99% of todays math literature are typeset with a typesetting language called “LaTeX”. There is basically no other way nowadays to publish mathematical texts in a decent form. In earlier times publishing mathematical texts was tedious.
From the Disquisitiones Arithmeticae by Gauss in 1801
Sometimes an article got published by a journal with an editor who could afford beautiful mathematical typesetting like in the left image in Gauss’ work Disquisitiones Arithmeticae from 1801. (As a little side comment: The full works of Gauss are scanned in by the state and university library Goettingen, which already scanned in about 12000 books in high quality. Probably the library is not having the same problems as google with french editors…:-)). However sometimes there where no extra mathematical metal types, so formulas where included by hand. This holds especially true for the advent of typewriters: usually a secretary typed the text and the mathematician inserted the missing formulas by hand (a lot of math literature from last century has been written in this style). With the growing use of computers also various math typesetting programs came on the market (like e.g. the program EXP :-O) , but the by far most sucessful programs were TeX , developped by Donald Knuth in 1982 with its plain macro package and its modified macro package LaTeX written in 1984 by Leslie Lamport. Both packages are based on the same TeX programming language and used by default fonts made with Donald Knuths ingenious METAFONT program. Metafont is basically a program which allows the generation/programming of vectorized fonttypes which then get rastered by the system for a required resolution or output device. Since these types are “vectorized” there actual form (like size slant etc.) can be controlled via parameters. A demonstration about changing parameters in a fonttype created with metafond can be found in our gif animation surrealey.
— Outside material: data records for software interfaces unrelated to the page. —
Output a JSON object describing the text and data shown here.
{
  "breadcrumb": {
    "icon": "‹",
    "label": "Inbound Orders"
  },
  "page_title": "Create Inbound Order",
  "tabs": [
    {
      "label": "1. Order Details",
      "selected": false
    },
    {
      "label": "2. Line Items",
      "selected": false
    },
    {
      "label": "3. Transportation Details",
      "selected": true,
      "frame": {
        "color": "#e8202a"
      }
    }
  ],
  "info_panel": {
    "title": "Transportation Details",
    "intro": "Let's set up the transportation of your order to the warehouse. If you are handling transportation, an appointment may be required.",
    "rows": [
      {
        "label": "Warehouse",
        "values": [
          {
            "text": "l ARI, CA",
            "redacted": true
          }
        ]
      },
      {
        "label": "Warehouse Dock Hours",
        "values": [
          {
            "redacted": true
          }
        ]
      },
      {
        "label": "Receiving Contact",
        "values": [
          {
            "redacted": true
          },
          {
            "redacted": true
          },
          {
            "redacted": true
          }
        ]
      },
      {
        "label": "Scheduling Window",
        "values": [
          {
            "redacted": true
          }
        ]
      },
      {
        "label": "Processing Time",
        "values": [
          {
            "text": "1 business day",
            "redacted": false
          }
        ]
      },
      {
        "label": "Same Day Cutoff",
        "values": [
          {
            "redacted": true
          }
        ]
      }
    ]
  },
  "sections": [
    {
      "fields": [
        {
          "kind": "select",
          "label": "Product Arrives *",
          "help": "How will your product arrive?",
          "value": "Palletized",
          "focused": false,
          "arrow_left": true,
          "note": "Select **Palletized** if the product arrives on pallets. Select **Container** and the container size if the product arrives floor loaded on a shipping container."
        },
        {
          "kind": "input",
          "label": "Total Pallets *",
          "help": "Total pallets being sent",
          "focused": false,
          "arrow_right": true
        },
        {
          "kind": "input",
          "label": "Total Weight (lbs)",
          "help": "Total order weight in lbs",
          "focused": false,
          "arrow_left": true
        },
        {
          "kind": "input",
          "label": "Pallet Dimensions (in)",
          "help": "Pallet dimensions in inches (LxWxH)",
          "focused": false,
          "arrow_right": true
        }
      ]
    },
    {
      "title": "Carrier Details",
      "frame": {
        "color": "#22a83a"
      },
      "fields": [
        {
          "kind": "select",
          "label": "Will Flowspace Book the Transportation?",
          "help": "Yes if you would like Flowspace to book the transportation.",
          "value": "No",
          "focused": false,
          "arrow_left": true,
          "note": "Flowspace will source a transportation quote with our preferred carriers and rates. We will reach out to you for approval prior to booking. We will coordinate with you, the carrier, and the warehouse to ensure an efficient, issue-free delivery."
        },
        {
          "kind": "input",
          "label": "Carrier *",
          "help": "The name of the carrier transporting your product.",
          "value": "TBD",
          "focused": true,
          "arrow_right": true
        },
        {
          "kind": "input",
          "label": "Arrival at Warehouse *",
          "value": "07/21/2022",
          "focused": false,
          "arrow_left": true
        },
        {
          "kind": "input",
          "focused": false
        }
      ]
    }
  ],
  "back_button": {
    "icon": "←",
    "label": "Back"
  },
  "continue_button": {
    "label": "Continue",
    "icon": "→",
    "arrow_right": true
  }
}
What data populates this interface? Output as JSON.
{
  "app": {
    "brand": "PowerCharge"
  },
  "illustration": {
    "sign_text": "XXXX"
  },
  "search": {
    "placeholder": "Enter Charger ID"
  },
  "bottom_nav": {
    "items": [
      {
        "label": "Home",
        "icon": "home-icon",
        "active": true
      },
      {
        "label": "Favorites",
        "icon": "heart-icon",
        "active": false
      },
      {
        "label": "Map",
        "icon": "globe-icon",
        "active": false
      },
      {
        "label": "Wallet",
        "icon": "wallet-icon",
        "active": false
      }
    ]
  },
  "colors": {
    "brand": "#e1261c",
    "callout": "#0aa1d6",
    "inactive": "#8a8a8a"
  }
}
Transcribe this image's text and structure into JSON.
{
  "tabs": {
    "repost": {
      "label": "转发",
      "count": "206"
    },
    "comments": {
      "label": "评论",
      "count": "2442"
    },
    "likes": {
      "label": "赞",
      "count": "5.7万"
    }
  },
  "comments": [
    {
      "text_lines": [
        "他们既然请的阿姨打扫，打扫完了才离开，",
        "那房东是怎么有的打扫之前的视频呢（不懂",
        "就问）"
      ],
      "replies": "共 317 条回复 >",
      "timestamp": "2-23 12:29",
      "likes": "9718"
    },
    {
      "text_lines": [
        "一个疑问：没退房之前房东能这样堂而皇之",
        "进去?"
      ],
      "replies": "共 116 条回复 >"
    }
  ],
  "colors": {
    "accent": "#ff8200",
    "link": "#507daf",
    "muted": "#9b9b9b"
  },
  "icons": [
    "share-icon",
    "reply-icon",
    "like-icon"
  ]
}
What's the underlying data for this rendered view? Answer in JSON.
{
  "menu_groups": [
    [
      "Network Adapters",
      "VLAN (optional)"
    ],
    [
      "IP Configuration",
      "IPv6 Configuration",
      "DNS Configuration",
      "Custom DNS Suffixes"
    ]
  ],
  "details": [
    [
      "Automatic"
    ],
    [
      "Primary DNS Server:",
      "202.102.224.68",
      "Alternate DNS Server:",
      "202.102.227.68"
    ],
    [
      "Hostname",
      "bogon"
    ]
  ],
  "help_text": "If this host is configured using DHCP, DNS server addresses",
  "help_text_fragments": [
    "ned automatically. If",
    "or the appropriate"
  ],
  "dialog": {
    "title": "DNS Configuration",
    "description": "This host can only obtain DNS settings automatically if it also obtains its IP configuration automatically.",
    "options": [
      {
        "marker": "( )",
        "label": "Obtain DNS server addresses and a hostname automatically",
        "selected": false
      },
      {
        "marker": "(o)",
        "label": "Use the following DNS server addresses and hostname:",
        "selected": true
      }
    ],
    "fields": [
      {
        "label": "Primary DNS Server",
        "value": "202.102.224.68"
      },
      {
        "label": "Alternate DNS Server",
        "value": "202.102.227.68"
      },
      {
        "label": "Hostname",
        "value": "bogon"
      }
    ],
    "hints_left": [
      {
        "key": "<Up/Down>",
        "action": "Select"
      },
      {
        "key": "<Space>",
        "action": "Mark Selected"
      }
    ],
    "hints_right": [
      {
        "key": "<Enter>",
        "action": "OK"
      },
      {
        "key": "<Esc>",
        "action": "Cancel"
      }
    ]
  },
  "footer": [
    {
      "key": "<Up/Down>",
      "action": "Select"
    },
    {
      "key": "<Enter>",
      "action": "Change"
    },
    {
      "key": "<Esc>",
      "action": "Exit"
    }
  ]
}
Although Donald Knuth collaborated with graphics designer Hermann Zapf (creator of Palatino and Optima) metafont and LaTeX/TeX seem not so well perceived by the typography community. Knuth attributes this to the fact that “asking an artist to become enough of a mathematician to understand how to write a font with 60 parameters is too much” (in Donald E. Knuth. Questions and Answers II, TUGboat 17 (1996), 355–367).